Apple has won a preliminary sales injunction against Samsung in Australia, blocking the Galaxy Tab 10.1 from hitting store shelves and leaving the Korean company to face either a 2012 trial or scrapping the slate altogether. The federal court judge decided in favor of Apple's claims that Samsung infringed on two patents the company holds, SMH reports, concluding "there were several factors that favoured Apple."
Samsung had previously told the court that, even though the threatened injunction was only a temporary one until a full trial could be held, the time delays involved in that would leave it no choice but to axe the Galaxy Tab 10.1 in Australia. In missing the holiday sales season, Samsung argued, the Android slate would be "dead" on arrival. The company's official statement makes no mention of those intentions, though does insist that the Korean firm will continue to pursue a separate claim against Apple in which Samsung alleges infringement around wireless standard patents.
"Samsung will continue its legal proceeding against Apple's claim in order to ensure our innovative products remain available to consumers. This is a part of our ongoing legal proceeding against Apple's claim. Samsung is also confident it can prove Apple's violation of Samsung's wireless technology patents through a cross-claim filed on September 16, 2011 with the Federal Court of Australia, New South Wales. Our wireless standard patents are essential for mobile business.

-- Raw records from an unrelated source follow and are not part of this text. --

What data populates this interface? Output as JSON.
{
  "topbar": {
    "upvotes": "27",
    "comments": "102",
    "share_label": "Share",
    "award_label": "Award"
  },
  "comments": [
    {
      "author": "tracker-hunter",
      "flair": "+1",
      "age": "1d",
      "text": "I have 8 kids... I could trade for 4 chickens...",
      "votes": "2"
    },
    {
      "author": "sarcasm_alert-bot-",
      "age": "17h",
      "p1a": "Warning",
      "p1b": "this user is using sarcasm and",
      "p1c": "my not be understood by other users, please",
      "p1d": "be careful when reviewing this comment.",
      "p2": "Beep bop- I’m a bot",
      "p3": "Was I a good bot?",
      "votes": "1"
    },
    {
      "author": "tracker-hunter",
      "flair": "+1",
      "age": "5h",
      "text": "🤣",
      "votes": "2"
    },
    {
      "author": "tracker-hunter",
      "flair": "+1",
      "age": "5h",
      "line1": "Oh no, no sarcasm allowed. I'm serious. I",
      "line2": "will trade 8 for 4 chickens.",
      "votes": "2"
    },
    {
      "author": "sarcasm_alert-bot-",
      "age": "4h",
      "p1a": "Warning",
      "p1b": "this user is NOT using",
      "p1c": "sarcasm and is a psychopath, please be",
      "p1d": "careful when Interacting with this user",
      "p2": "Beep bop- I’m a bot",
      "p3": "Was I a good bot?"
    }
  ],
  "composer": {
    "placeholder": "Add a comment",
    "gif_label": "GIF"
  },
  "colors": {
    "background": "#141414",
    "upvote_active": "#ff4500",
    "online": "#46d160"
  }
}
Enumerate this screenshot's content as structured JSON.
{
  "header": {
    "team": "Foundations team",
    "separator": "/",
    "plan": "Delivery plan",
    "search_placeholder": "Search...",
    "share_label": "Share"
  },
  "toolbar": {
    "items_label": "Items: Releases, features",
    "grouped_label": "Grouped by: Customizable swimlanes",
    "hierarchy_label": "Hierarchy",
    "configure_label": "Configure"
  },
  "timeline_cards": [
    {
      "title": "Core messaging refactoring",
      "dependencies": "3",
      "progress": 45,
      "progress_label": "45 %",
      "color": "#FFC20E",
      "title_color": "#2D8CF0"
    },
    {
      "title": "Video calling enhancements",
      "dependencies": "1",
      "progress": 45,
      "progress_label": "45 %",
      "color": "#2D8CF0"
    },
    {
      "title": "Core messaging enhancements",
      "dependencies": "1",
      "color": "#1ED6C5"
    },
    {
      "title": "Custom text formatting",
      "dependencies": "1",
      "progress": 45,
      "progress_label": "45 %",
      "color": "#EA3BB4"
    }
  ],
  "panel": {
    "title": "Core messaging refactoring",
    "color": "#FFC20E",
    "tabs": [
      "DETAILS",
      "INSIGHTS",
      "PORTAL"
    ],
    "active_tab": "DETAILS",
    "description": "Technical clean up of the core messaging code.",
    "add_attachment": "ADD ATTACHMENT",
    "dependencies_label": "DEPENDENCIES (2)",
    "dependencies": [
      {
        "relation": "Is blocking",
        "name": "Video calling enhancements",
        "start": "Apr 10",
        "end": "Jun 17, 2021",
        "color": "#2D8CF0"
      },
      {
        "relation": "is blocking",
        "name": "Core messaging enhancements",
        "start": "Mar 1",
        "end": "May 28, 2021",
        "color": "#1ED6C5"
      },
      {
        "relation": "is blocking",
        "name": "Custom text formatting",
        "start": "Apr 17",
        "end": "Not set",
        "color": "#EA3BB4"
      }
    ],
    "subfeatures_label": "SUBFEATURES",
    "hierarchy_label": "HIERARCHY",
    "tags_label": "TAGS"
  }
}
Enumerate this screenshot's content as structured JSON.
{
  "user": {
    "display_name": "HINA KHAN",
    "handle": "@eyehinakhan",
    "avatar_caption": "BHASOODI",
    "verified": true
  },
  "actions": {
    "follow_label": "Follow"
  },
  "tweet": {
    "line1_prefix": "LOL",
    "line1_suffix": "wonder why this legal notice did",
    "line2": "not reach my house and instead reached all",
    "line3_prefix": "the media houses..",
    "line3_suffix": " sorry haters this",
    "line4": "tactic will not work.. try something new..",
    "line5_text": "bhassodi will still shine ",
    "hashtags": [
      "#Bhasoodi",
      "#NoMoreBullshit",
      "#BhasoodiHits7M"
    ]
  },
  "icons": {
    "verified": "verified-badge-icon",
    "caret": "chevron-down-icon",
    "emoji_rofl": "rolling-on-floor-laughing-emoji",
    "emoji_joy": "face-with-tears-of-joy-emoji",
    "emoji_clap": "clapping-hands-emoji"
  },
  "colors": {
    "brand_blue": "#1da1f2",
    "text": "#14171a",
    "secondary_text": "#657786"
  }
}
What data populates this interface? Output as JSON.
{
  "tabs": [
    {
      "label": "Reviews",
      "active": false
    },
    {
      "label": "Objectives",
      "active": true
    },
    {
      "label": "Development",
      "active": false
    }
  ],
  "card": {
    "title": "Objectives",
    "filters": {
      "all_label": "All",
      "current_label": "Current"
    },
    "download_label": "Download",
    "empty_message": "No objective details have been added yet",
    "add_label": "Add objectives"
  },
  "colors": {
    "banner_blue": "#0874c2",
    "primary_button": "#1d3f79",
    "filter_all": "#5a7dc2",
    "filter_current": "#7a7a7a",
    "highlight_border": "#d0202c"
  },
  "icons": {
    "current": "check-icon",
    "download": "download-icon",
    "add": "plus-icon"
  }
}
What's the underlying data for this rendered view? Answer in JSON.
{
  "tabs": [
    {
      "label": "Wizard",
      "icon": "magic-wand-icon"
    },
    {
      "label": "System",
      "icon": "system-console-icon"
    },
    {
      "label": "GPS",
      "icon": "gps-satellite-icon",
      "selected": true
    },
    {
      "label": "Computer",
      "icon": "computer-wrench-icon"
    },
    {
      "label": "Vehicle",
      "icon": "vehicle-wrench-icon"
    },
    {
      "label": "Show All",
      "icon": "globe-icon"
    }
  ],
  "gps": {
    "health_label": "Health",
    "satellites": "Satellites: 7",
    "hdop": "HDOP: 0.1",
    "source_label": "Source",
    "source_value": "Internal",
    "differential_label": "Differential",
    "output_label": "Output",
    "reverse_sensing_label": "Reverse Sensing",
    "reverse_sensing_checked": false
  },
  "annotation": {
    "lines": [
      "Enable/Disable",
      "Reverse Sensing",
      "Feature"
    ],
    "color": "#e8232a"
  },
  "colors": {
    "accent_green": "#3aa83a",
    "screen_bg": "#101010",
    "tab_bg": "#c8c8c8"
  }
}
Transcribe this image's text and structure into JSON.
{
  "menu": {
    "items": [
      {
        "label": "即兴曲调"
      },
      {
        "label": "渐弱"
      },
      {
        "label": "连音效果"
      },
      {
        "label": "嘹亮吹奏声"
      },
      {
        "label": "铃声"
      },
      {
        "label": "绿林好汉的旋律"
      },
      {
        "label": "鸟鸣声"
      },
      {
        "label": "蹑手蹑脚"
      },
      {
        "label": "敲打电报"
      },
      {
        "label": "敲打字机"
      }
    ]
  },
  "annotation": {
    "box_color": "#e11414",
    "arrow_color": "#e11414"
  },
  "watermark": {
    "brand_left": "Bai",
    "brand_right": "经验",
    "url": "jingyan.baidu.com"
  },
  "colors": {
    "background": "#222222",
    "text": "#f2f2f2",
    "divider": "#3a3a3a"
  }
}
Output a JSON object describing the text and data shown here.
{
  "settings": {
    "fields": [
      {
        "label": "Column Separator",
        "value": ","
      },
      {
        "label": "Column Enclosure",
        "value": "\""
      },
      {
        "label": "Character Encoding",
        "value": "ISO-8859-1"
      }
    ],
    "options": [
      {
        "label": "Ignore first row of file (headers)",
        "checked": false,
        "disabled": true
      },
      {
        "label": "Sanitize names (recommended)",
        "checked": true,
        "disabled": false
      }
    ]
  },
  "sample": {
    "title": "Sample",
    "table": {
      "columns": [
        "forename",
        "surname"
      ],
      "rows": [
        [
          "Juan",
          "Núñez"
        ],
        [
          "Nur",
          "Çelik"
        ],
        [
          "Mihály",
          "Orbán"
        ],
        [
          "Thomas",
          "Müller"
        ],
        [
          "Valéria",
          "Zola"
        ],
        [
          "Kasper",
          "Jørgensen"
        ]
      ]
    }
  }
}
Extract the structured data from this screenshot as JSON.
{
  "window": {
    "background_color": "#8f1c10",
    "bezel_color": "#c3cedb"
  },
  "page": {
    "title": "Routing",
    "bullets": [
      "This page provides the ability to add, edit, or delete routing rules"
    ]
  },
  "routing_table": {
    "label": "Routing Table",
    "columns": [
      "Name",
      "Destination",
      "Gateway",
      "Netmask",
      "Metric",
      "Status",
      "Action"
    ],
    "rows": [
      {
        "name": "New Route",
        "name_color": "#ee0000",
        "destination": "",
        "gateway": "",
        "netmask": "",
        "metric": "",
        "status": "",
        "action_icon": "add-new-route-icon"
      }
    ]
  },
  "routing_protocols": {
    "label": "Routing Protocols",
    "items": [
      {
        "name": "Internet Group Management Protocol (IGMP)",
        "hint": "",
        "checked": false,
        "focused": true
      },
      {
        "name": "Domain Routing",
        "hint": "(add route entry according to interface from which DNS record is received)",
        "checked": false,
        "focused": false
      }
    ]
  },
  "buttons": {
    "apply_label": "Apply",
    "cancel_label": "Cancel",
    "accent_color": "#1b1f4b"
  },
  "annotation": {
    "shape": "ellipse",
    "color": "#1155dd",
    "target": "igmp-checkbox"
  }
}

We will continue to legally assert our intellectual property rights against those who violate Samsung's patents and free ride on our technology" Samsung statement
Apple, meanwhile, merely reiterated its earlier comments, pointing out that "it's no coincidence that Samsung's latest products look a lot like the iPhone and iPad, from the shape of the hardware to the user interface and even the packaging." Samsung's legal team had argued that the Galaxy Tab 10.1 would primarily be judged by consumers against other Android Honeycomb tablets, something Apple's team strongly disagreed with.
Both firms will return to the Australian courts on Friday, Bloomberg reports, with the judge ruling on whether Samsung can release a modified version of the Galaxy Tab 10.1 that avoids the patents Apple complained about. Samsung had previously offered Apple a potential deal, promising a swifter trial on the wireless standard patents if Apple agreed to drop its demands for a ban; however the Cupertino firm declined.
Tensions between the two companies escalated earlier this week, when Samsung launched a pop-up store offering the Galaxy S II for just $2 meters away from the Sydney Apple Store. Two rival queues began to form, one looking for a cut-price Android while the other waited for the new iPhone 4S, which goes on sale this Friday.